The Hon. Dominic LeBlanc, President of the Queen’s Privy Council for Canada and Minister of Intergovernmental Affairs
“It’s important for people to know that the federal government recognizes the scale of the problem and the impact that it could have on the people of this province. We said we would help and we are.”
The Hon. Seamus O’Regan, Minister of Natural Resources
- The Lower Churchill Projects are a set of hydroelectric generation and transmission projects that includes the Muskrat Falls Generating Station on the Churchill River in Labrador, the Labrador Transmission Assets, the Labrador–Island Link that connects to the island of Newfoundland, and the Maritime Link that connects to Nova Scotia.
- These projects will benefit Atlantic Canada’s regional electricity market and reduce greenhouse gas emissions.
- Since the announcement of the Lower Churchill Projects in 2010, the Government of Canada has guaranteed a total of $7.9 billion in debt related to the projects for the benefit of Newfoundland and Labrador.
- While the Lower Churchill Projects remain under provincial jurisdiction and the province has responsibility to ensure they are delivered economically, the Government of Canada’s goal remains to ensure the successful completion of these projects and maintain their financial sustainability.
- In the recent Fall Economic Statement, the Government of Canada committed $25 million for strategic interties to help complete engineering assessments, community engagement, and environmental and regulatory studies. This will support work with the provinces and territories, and regional partners, to bring clean power to more Canadians, accelerate the country’s transition away from coal, and help build new electricity transmission infrastructure.
- Canada Infrastructure Bank’s (CIB) Growth Plan includes $2.5 billion for clean power. The CIB is currently working in collaboration with provincial and regional partners to connect Canadians to clean electricity across Canada through the Atlantic Loop and other regional projects.
- Building on a long history of collaboration, the Government of Canada and the Atlantic provinces agreed to develop a Clean Power Roadmap for Atlantic Canada in March 2019. The roadmap, to be released in 2021, will outline a collective vision for how jurisdictions will collaborate with regional partners over the coming decades to build a clean power network across Atlantic Canada.

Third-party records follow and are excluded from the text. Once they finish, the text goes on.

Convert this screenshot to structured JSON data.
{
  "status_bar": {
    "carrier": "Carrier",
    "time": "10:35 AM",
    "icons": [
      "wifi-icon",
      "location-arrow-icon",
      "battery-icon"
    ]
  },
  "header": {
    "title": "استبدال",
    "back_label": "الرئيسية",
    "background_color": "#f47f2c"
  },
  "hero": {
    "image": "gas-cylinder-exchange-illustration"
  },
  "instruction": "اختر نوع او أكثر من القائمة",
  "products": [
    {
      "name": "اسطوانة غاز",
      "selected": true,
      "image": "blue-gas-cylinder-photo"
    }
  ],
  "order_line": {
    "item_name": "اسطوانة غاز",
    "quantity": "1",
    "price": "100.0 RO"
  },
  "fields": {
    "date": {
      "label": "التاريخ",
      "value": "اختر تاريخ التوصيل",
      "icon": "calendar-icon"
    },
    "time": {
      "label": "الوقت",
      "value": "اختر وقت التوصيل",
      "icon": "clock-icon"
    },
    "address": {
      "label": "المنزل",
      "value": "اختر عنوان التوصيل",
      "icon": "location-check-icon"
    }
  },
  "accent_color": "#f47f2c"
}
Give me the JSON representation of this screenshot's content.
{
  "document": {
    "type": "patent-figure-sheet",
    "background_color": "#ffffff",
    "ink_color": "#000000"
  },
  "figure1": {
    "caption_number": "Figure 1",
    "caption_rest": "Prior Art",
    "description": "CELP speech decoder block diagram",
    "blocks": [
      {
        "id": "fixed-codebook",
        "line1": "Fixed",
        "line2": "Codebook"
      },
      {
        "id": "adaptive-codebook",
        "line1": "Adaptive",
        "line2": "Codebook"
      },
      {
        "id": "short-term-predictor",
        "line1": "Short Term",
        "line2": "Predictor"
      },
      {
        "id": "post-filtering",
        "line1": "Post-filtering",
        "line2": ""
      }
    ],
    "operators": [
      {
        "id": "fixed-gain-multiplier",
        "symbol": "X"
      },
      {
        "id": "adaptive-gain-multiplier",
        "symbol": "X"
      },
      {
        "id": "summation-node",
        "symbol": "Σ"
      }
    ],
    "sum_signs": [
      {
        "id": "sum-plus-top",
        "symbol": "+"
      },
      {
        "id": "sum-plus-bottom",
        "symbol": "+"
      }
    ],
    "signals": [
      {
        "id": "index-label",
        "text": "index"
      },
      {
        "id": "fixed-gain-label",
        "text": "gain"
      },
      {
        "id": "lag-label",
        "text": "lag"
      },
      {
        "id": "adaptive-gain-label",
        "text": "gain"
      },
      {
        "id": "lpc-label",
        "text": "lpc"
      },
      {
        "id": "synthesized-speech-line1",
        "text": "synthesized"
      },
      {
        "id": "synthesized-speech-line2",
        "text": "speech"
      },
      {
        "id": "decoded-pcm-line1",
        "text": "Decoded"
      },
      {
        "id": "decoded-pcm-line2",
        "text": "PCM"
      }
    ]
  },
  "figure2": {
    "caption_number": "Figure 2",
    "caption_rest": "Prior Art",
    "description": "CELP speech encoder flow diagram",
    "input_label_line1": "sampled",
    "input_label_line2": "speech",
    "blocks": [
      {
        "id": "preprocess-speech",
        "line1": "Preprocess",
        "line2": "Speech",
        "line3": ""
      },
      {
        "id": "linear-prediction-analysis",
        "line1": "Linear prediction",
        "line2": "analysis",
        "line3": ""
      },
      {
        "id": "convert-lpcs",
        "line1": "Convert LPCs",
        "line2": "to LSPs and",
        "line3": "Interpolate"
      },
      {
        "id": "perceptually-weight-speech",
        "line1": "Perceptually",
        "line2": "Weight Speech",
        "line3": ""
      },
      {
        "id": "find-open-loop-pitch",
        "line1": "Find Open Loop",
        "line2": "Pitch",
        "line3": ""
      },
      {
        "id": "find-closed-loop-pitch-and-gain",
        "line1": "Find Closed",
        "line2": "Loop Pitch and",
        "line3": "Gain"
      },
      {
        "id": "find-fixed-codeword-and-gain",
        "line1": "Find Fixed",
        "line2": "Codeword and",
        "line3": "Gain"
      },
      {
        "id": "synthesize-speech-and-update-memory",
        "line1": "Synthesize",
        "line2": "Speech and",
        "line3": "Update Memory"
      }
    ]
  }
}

- The areas of focus when identifying opportunities to support the Atlantic Loop and electrification efforts in Newfoundland and Labrador will include:
- Strengthening regional electricity trade through enhancing transmission opportunities.
- Increasing energy efficiency, energy storage, and the availability of clean power, and reducing emissions through electrification of the economy.
- Modernizing the province’s electric vehicle and zero-emission transportation fuel infrastructure.
- Identifying additional renewable electricity generation opportunities, such as hydro, wind, and solar power development.
- As Senior Executive Advisor, Serge Dupont will work with the Government of Newfoundland and Labrador and its lead negotiator Brendan Paddick on the financial restructuring of the Lower Churchill Projects, as well as with the governments of New Brunswick, Nova Scotia, Prince Edward Island, and Quebec on broader electrification projects.